» Material shown:

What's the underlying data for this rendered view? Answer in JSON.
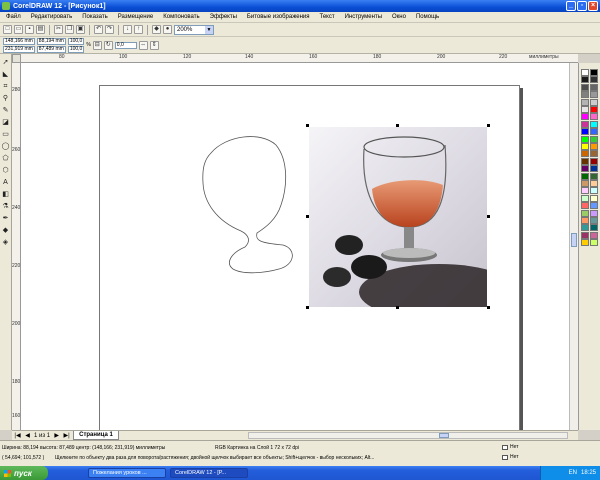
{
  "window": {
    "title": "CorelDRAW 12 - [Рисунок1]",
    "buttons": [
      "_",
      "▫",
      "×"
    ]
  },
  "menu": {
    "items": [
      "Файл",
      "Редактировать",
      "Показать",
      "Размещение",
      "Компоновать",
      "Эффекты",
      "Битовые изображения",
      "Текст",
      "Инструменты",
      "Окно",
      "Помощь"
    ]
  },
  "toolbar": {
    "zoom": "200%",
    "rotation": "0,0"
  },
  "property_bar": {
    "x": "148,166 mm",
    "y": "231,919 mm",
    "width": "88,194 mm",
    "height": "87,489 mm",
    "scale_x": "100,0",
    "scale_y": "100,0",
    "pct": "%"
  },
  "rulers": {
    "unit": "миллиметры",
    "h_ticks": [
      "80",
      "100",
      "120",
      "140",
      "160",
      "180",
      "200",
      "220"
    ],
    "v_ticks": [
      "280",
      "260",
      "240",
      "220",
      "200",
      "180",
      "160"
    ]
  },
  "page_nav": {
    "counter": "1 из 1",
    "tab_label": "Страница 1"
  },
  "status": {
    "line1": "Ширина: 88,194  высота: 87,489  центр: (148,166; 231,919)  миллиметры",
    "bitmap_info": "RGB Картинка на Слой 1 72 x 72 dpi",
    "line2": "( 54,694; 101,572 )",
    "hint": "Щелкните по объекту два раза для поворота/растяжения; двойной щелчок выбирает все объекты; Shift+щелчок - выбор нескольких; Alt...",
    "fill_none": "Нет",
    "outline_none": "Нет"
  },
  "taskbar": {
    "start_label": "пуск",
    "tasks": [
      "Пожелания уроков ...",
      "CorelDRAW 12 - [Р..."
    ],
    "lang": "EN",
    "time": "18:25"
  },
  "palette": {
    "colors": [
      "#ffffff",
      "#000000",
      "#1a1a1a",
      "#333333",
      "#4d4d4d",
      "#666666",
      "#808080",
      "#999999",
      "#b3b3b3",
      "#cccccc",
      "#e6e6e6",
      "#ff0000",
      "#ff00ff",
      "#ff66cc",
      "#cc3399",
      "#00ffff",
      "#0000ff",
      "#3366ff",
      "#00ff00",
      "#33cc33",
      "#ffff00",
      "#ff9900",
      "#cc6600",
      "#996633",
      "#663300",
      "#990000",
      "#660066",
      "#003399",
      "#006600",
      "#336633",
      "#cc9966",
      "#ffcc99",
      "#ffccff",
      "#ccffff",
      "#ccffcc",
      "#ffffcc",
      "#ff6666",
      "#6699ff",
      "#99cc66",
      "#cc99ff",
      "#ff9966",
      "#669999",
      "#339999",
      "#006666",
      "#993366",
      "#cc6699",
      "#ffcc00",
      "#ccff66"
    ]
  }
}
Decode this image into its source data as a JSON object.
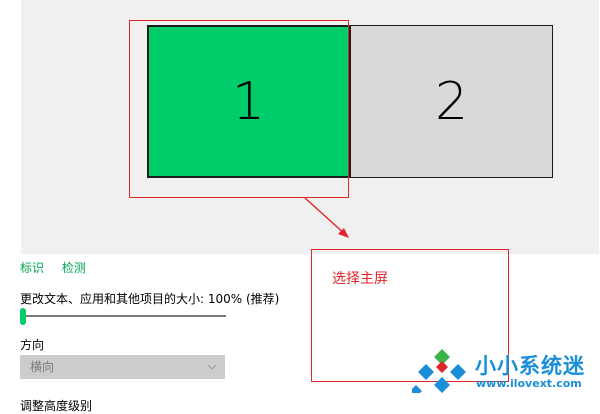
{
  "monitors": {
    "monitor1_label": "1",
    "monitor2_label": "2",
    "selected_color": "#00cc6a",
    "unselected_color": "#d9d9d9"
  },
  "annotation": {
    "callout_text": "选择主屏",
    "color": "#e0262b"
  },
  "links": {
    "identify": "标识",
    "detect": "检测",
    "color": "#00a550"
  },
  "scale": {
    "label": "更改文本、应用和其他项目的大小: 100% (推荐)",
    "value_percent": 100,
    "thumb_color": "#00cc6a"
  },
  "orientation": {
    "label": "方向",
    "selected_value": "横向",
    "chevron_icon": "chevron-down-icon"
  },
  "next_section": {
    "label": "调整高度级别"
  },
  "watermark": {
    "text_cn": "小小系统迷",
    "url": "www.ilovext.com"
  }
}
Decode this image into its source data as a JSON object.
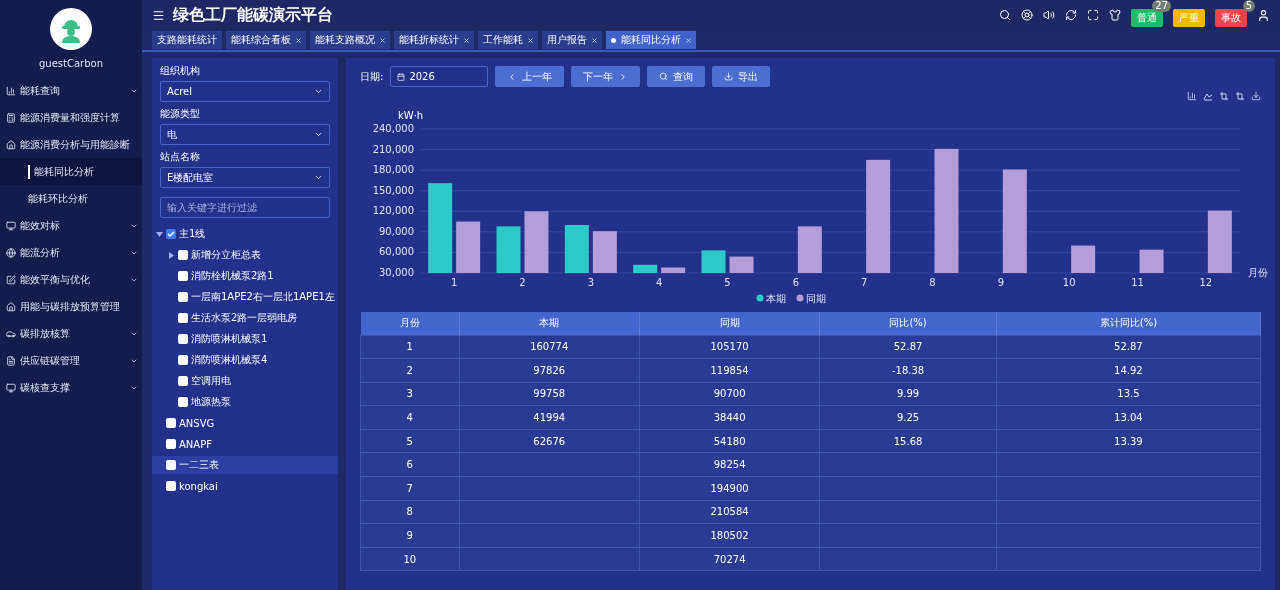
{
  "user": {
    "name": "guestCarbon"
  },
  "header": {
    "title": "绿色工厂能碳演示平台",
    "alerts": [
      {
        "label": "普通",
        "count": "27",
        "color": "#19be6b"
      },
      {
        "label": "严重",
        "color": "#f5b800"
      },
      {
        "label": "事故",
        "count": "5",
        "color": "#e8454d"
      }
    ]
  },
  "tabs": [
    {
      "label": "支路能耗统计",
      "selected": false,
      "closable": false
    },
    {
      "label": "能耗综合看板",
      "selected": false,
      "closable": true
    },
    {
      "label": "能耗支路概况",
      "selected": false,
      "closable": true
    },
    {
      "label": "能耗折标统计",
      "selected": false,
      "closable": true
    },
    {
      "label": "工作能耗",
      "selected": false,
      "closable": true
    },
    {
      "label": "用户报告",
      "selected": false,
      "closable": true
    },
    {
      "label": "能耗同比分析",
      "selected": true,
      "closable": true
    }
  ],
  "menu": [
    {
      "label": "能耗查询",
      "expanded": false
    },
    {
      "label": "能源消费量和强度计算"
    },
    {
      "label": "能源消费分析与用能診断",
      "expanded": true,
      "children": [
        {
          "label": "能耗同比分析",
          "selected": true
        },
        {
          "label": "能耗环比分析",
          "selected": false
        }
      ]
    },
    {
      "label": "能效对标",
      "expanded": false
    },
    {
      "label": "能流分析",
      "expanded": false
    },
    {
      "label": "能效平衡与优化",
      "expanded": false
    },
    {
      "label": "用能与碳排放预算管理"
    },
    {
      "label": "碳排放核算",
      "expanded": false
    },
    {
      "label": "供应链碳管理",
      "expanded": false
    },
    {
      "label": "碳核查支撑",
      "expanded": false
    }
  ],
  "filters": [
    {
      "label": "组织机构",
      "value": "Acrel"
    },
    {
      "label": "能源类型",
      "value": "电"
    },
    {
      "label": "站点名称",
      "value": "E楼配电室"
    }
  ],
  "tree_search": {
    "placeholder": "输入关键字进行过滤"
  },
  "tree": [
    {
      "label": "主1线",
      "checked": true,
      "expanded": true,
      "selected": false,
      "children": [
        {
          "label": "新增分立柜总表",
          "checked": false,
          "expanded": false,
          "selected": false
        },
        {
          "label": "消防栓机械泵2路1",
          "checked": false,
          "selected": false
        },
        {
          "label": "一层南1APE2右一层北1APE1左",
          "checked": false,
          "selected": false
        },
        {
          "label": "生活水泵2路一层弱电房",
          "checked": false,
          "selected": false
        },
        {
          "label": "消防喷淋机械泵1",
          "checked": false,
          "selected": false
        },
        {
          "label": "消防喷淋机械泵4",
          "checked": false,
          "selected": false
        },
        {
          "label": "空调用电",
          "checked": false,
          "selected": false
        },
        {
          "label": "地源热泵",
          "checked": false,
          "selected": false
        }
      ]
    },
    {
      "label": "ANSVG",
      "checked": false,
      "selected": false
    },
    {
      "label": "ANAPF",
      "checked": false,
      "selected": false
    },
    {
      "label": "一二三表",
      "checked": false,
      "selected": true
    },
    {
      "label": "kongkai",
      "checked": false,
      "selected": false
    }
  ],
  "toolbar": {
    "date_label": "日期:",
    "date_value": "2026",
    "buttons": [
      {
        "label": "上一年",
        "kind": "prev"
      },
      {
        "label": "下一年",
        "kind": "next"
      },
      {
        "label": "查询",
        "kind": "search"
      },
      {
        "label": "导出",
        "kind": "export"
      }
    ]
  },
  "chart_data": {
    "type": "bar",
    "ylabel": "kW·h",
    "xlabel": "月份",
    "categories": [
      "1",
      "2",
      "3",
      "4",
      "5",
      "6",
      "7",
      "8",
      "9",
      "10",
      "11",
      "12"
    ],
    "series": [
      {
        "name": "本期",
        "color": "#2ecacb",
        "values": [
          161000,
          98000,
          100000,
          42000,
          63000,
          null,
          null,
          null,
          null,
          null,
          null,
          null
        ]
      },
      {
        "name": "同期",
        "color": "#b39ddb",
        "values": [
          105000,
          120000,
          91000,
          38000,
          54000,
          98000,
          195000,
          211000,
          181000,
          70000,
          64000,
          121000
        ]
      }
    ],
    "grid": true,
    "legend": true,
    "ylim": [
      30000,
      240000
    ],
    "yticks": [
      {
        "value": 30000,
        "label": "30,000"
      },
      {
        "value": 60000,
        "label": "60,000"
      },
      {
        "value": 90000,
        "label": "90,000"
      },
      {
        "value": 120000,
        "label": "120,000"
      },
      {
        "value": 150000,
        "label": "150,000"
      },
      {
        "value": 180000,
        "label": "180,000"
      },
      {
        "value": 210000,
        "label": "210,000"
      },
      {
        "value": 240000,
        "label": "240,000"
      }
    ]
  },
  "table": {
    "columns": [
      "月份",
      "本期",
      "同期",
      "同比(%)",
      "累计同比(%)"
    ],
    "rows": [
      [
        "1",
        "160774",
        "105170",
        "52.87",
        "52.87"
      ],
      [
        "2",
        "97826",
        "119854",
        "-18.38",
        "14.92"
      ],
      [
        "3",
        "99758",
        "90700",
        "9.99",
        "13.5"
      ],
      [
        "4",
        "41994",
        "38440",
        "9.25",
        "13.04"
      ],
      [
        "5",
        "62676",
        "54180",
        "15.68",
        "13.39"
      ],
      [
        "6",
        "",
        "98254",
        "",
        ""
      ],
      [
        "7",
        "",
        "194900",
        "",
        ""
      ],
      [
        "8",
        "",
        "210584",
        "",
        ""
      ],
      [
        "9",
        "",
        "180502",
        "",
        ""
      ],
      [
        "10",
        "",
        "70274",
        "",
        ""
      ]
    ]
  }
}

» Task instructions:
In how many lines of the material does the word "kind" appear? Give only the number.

» Task output:
4